In the era of value-based reimbursement, measuring the “cost” part of the equation has been easy, but measuring “value” has proven to be a bit trickier. I’m a big fan of ratings: I like Rotten Tomatoes for movies, Consumer Reports for washing machines, and TripAdvisor for restaurants. But I know that measurement statistics of all types can be fraught with challenges. To quote Mark Twain, “There are lies, damned lies, and statistics.”
The new Centers for Medicare & Medicaid Services (CMS) STAR ratings for hospitals offers a timely example of these kinds of challenges. Released on July 27, the new Overall Hospital Quality Star Rating summarizes data from 64 existing quality measures publicly reported on Hospital Compare for effectiveness of care, efficient use of imaging, mortality, patient experience, re-admissions, safety, and timeliness of care (star ratings will be updated each quarter). These ratings will be boiled down into a single star rating for each hospital — in theory giving consumers a simple measure to understand (see Centers For Medicare & Medicaid Services Presentation On Overall Hospital Quality Star Ratings On Hospital Compare).
As early as January, CMS predicted only 2.4% of hospitals in the new system would earn the top five-star ranking (see Hospitals Prepare To See Stars In April). It turns out they weren’t that far off. Here’s a breakdown of each group by rating:
- 102 (2.7%) hospitals earned a five-star rating
- 934 (25.5%) hospitals earned a four-star rating
- 1,770 (48.3%) hospitals earned a three-star rating
- 723 (19.7%) hospitals earned a two-star rating
- 133 (3.6%) hospitals earned a one-star rating
- 937 hospitals received no ranking because they did not meet the minimum reporting thresholds
So what are the issues? On the plus side, “Consumers need a simple way to objectively gauge quality” – a succinct statement from the recent Miami Herald coverage of the new ratings, Which Three Miami Hospitals Scored Lowest In New Medicare Rating System?. Kate Goodrich, M.D., MHS, director of the Center for Clinical Standards and Quality at CMS said that while CMS will continue to work with hospitals to make the star ratings better, consumers have previously found CMS rating systems to be useful and that the top-ranked hospitals in the new ratings “tended to have lower death and readmission rates” (see Helping Consumers Make Care Choices Through Hospital Compare). Traditionally, hospital systems have not been particularly transparent about their clinical performance or fees (see Uncovering Hospital Charges). So the new rating system represents a step in that direction.

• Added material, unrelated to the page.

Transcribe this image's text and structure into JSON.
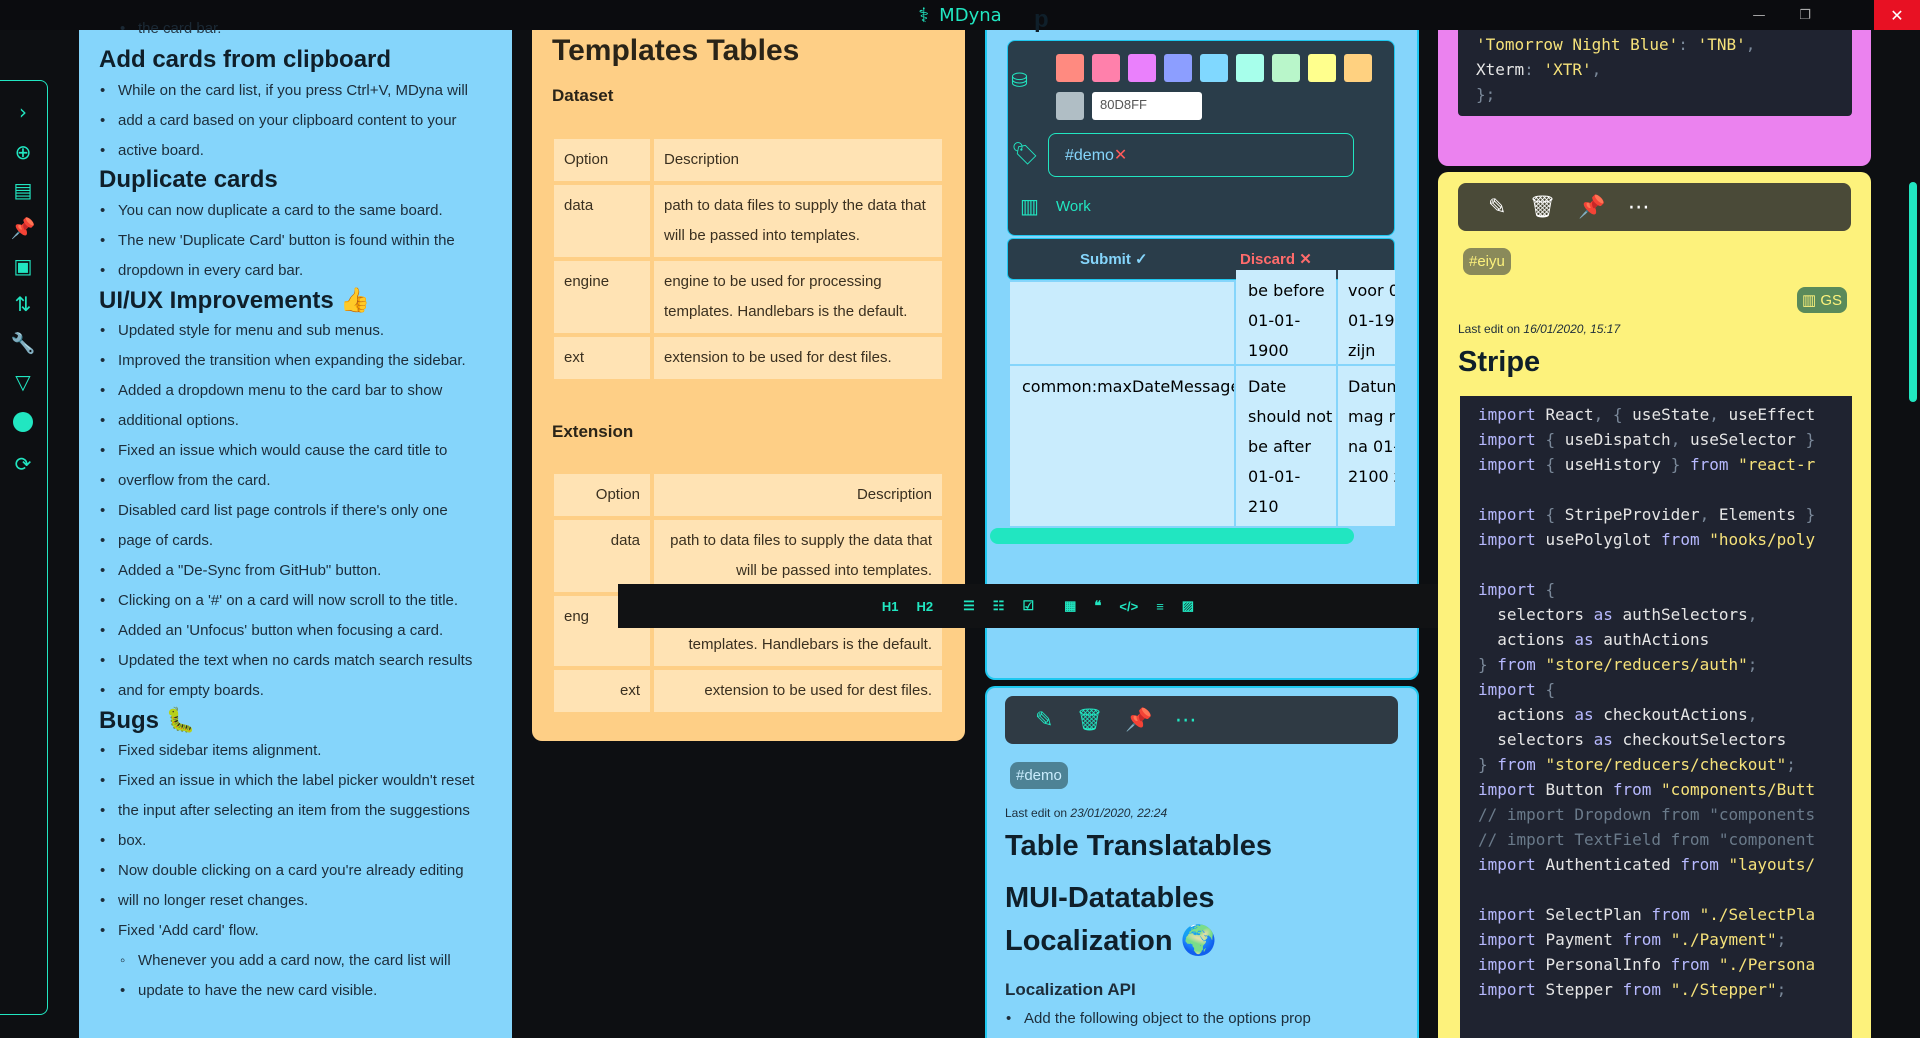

On the minus side are the politics and methodology of the new rating system. Kaiser Health News reports that few of the “top-ranked” hospitals are actually considered among the best in the U.S., as previously ranked by private ratings sources such as U.S. News & World Report, and teaching hospitals and hospitals with large numbers of low-income and chronically ill patients scored lower under this new system (see Many Well-Known Hospitals Fail To Score 5 Stars In Medicare’s New Ratings). Speaking with Kaiser Health News as part of that story, Steven Lipstein, the president of BJC HealthCare said that the ratings were more a reflection of consumer affluence and not the quality of the hospital; and Rick Pollack, president of the American Hospital Association, called the ratings confusing for consumers.

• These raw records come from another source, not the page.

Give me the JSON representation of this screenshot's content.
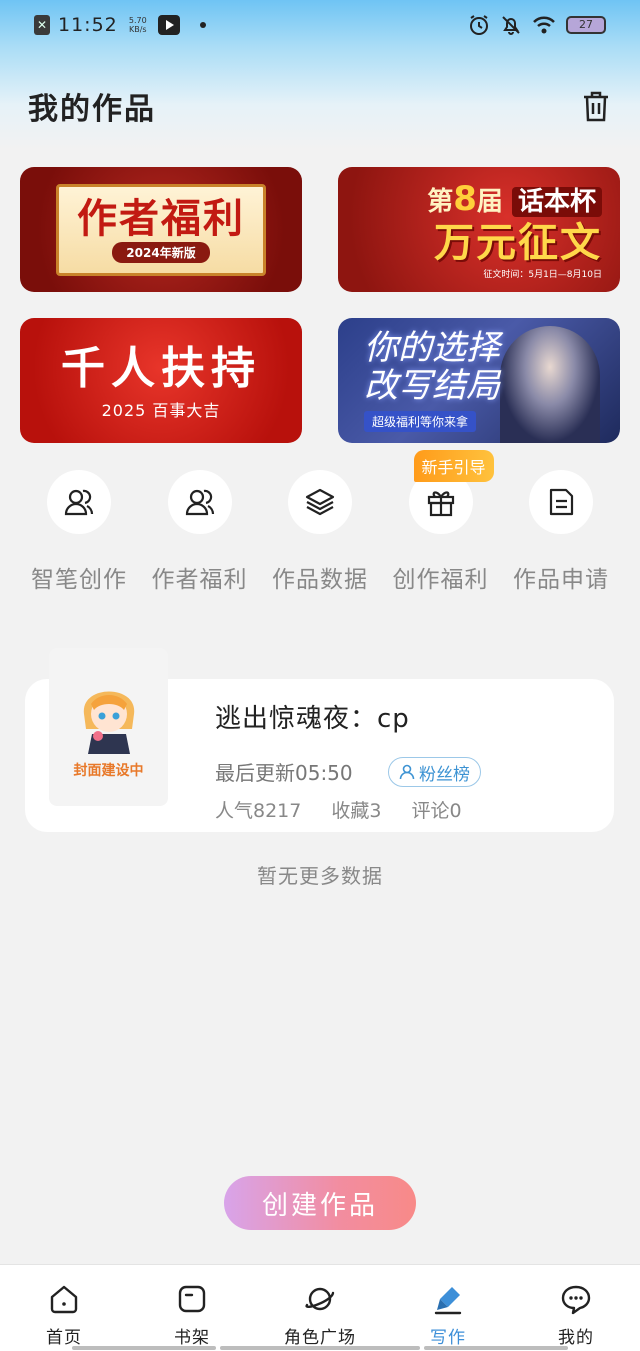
{
  "status_bar": {
    "time": "11:52",
    "speed": "5.70 KB/s",
    "battery": "27"
  },
  "header": {
    "title": "我的作品"
  },
  "banners": [
    {
      "title": "作者福利",
      "subtitle": "2024年新版"
    },
    {
      "prefix": "第",
      "number": "8",
      "suffix": "届",
      "cup": "话本杯",
      "title": "万元征文",
      "note": "征文时间：5月1日—8月10日"
    },
    {
      "title": "千人扶持",
      "subtitle": "2025 百事大吉"
    },
    {
      "title_line1": "你的选择",
      "title_line2": "改写结局",
      "subtitle": "超级福利等你来拿"
    }
  ],
  "features": [
    {
      "label": "智笔创作",
      "icon": "users-icon"
    },
    {
      "label": "作者福利",
      "icon": "users-icon"
    },
    {
      "label": "作品数据",
      "icon": "layers-icon"
    },
    {
      "label": "创作福利",
      "icon": "gift-icon"
    },
    {
      "label": "作品申请",
      "icon": "document-icon"
    }
  ],
  "guide_badge": "新手引导",
  "work": {
    "cover_text": "封面建设中",
    "title": "逃出惊魂夜：cp",
    "update": "最后更新05:50",
    "fans_tag": "粉丝榜",
    "popularity": "人气8217",
    "favorites": "收藏3",
    "comments": "评论0"
  },
  "no_more": "暂无更多数据",
  "create_button": "创建作品",
  "nav": [
    {
      "label": "首页",
      "icon": "home-icon"
    },
    {
      "label": "书架",
      "icon": "bookshelf-icon"
    },
    {
      "label": "角色广场",
      "icon": "planet-icon"
    },
    {
      "label": "写作",
      "icon": "pen-icon"
    },
    {
      "label": "我的",
      "icon": "chat-icon"
    }
  ],
  "colors": {
    "accent": "#3d8fd8",
    "create_start": "#d8a4ea",
    "create_end": "#f88a88",
    "badge": "#ffa726"
  }
}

The Medicare Payment Advisory Commission (MedPAC) had more substantial comments about the mechanics of the new rating system, noting that its analysis of the star rating results showed that of the 102 five-star hospitals, only 57 have a rating based on all four of the outcome groups and of the 129 one-star hospitals, 126 were rated using all four of the outcome groups. This disparity means that only 56% of hospitals with the highest rating were rated on a full set of outcome measures, and that MedPAC is concerned that due to the missing data for the higher rated hospitals, the ratings do not reflect a true balanced comparison of hospital quality performance (see MedPAC Questions Validity Of CMS Hospital Star Ratings).
I’m hopeful that the response of executives in the field to the comments and criticisms is not one of “killing the measurement system.” One way or another, consumers and health plans are going to make value judgments about provider organization performance. I would rather have those initiatives be completely transparent and hope to see more information available to the public like CMS’ Open Data Initiative (see CMS Announces Data And Information Initiative). For more on the CMS ratings, check out these resources from the OPEN MINDS Industry Library:
- Consumer Star Ratings For Hospitals – It’s Only Going To Get Harder To Earn Those 5 Stars
- When It Comes To Performance Measurement, The “Work” Is Never Done
- The Next Evolution Of Nursing Home Performance Ratings
- The Dominant Performance Standards Of Today – CMS Stars & NCQA HEDIS
- Medicare Performance Measurement Initiatives: Bringing Transparency To Consumer Choice
These ratings aren’t going away. As CMS becomes a larger and larger payer in the U.S health care system, their efforts to improve value through ratings system will continue. For even more on performance management, join me on February 16, 2017, at The 2016 OPEN MINDS Performance Management Institute for the session, “Building Relationships & Managing Performance — Best Practices In Population Health Management.”